**EXERCISE DESCRIPTION:** Please copy every line from the following entries in which the word "Vault" appears.

Items from an interface collection:

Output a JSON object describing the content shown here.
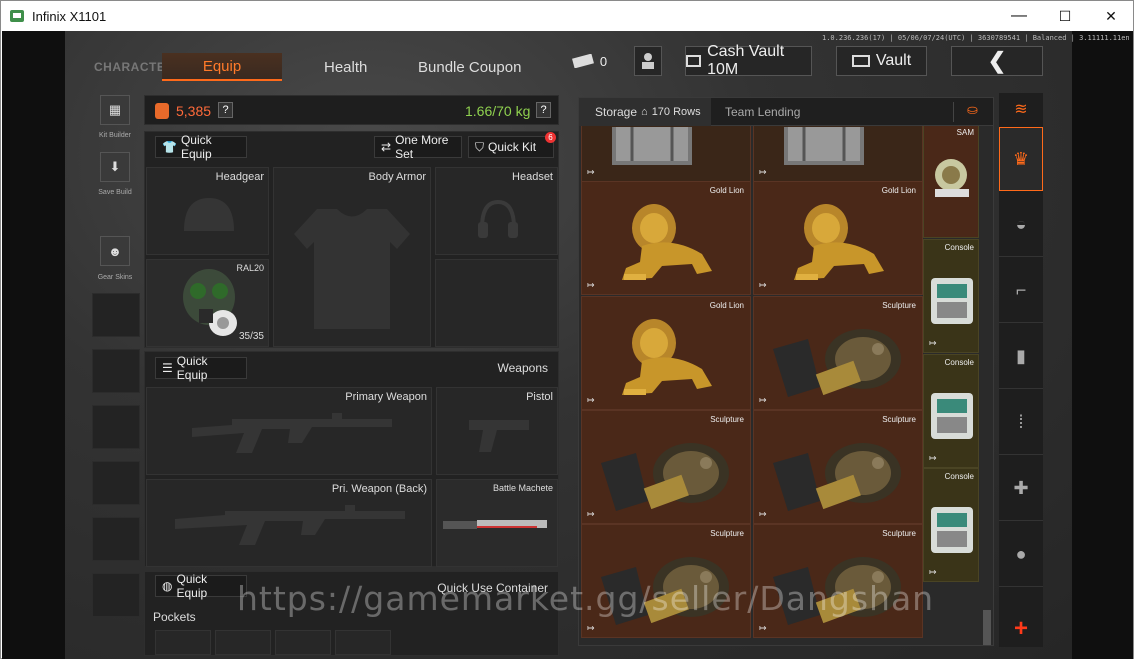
{
  "window": {
    "title": "Infinix X1101",
    "minimize": "—",
    "maximize": "☐",
    "close": "✕"
  },
  "version": "1.0.236.236(17) | 05/06/07/24(UTC) | 3630789541 | Balanced | 3.11111.11en",
  "tabs": {
    "character": "CHARACTER",
    "equip": "Equip",
    "health": "Health",
    "bundle": "Bundle Coupon"
  },
  "topbar": {
    "tickets": "0",
    "cash_vault": "Cash Vault 10M",
    "vault": "Vault",
    "back": "❮"
  },
  "sidebar": {
    "kit_builder": "Kit Builder",
    "save_build": "Save Build",
    "gear_skins": "Gear Skins"
  },
  "stats": {
    "money": "5,385",
    "weight": "1.66/70 kg",
    "help": "?"
  },
  "gear": {
    "quick_equip": "Quick Equip",
    "one_more_set": "One More Set",
    "quick_kit": "Quick Kit",
    "quick_kit_badge": "6",
    "headgear": "Headgear",
    "body_armor": "Body Armor",
    "headset": "Headset",
    "mask_name": "RAL20",
    "mask_durability": "35/35"
  },
  "weapons": {
    "quick_equip": "Quick Equip",
    "title": "Weapons",
    "primary": "Primary Weapon",
    "pistol": "Pistol",
    "primary_back": "Pri. Weapon (Back)",
    "melee": "Battle Machete"
  },
  "container": {
    "quick_equip": "Quick Equip",
    "title": "Quick Use Container",
    "pockets": "Pockets"
  },
  "storage": {
    "tab": "Storage",
    "rows": "170 Rows",
    "team_lending": "Team Lending",
    "items": [
      {
        "name": "",
        "kind": "case"
      },
      {
        "name": "",
        "kind": "case"
      },
      {
        "name": "Gold Lion",
        "kind": "lion"
      },
      {
        "name": "Gold Lion",
        "kind": "lion"
      },
      {
        "name": "Gold Lion",
        "kind": "lion"
      },
      {
        "name": "Sculpture",
        "kind": "sculpture"
      },
      {
        "name": "Sculpture",
        "kind": "sculpture"
      },
      {
        "name": "Sculpture",
        "kind": "sculpture"
      },
      {
        "name": "Sculpture",
        "kind": "sculpture"
      },
      {
        "name": "Sculpture",
        "kind": "sculpture"
      }
    ],
    "side_items": [
      {
        "name": "SAM",
        "kind": "medal"
      },
      {
        "name": "Console",
        "kind": "console"
      },
      {
        "name": "Console",
        "kind": "console"
      },
      {
        "name": "Console",
        "kind": "console"
      }
    ]
  },
  "categories": {
    "add": "+"
  },
  "watermark": "https://gamemarket.gg/seller/Dangshan",
  "colors": {
    "accent": "#ff6a1a",
    "weight": "#8fd14f",
    "storage_cell": "#4a2818",
    "side_cell": "#3a3418"
  }
}
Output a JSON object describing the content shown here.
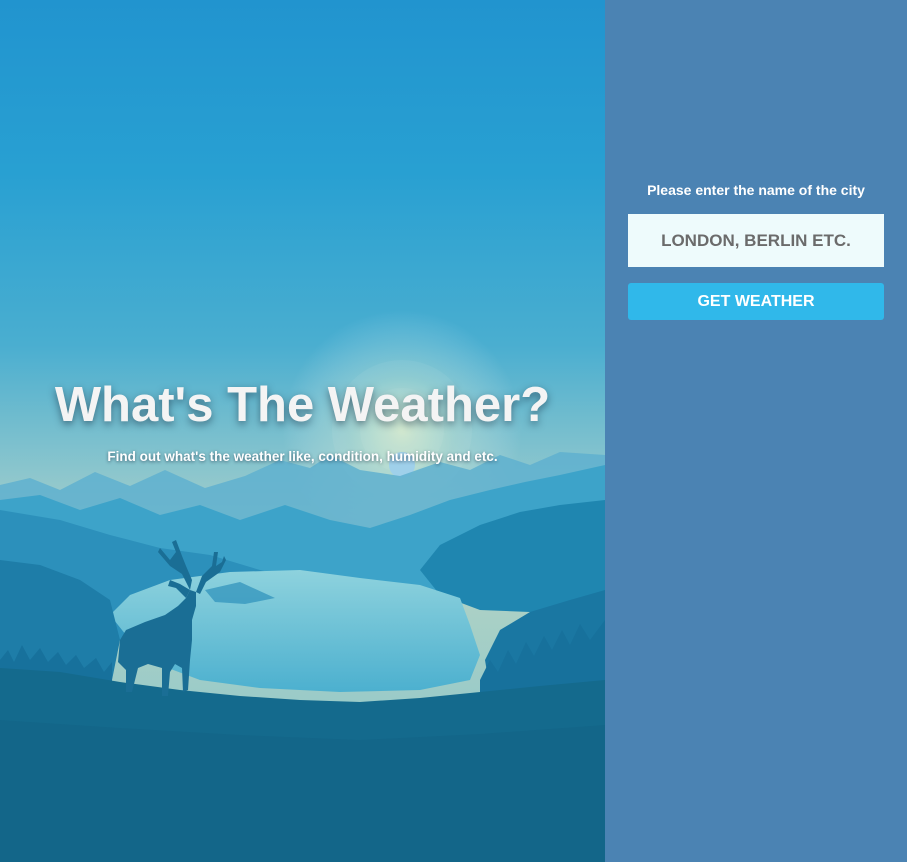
{
  "hero": {
    "title": "What's The Weather?",
    "subtitle": "Find out what's the weather like, condition, humidity and etc."
  },
  "form": {
    "label": "Please enter the name of the city",
    "city_input": {
      "placeholder": "LONDON, BERLIN ETC.",
      "value": ""
    },
    "submit_label": "GET WEATHER"
  },
  "icons": {
    "scene": "mountain-lake-deer-illustration"
  },
  "colors": {
    "panel_background": "#4b83b3",
    "input_background": "#eefbfc",
    "button_background": "#30b8ea",
    "sky_top": "#2196cf",
    "sky_horizon": "#a9cfcf",
    "foreground": "#146a8d"
  }
}
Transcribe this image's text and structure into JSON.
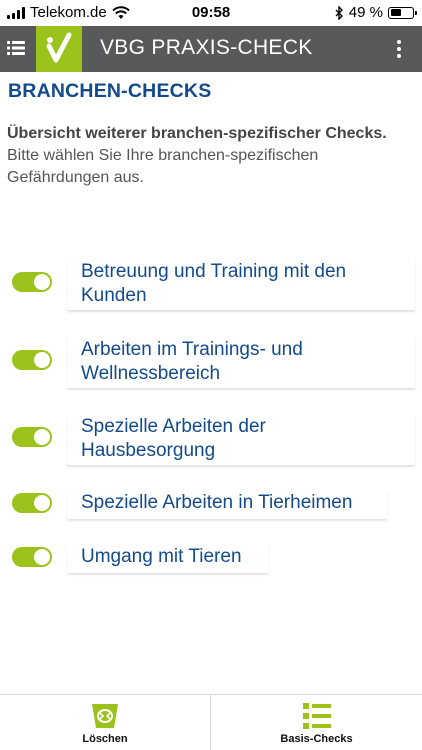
{
  "status_bar": {
    "carrier": "Telekom.de",
    "time": "09:58",
    "battery": "49 %",
    "battery_level": 0.49
  },
  "header": {
    "title": "VBG PRAXIS-CHECK",
    "menu_icon": "list-icon",
    "logo_icon": "checkmark-logo-icon",
    "more_icon": "more-vertical-icon"
  },
  "main": {
    "section_title": "BRANCHEN-CHECKS",
    "intro_bold": "Übersicht weiterer branchen-spezifischer Checks.",
    "intro_text": "Bitte wählen Sie Ihre branchen-spezifischen Gefährdungen aus.",
    "checks": [
      {
        "label": "Betreuung und Training mit den Kunden",
        "enabled": true
      },
      {
        "label": "Arbeiten im Trainings- und Wellnessbereich",
        "enabled": true
      },
      {
        "label": "Spezielle Arbeiten der Hausbesorgung",
        "enabled": true
      },
      {
        "label": "Spezielle Arbeiten in Tierheimen",
        "enabled": true
      },
      {
        "label": "Umgang mit Tieren",
        "enabled": true
      }
    ]
  },
  "tabbar": {
    "tabs": [
      {
        "label": "Löschen",
        "icon": "delete-bin-icon"
      },
      {
        "label": "Basis-Checks",
        "icon": "checklist-icon"
      }
    ]
  },
  "colors": {
    "accent_green": "#9bc31c",
    "header_gray": "#58595b",
    "link_blue": "#134a8c"
  }
}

**EXERCISE ANSWER:**
    "cash_vault": "Cash Vault 10M",
    "vault": "Vault",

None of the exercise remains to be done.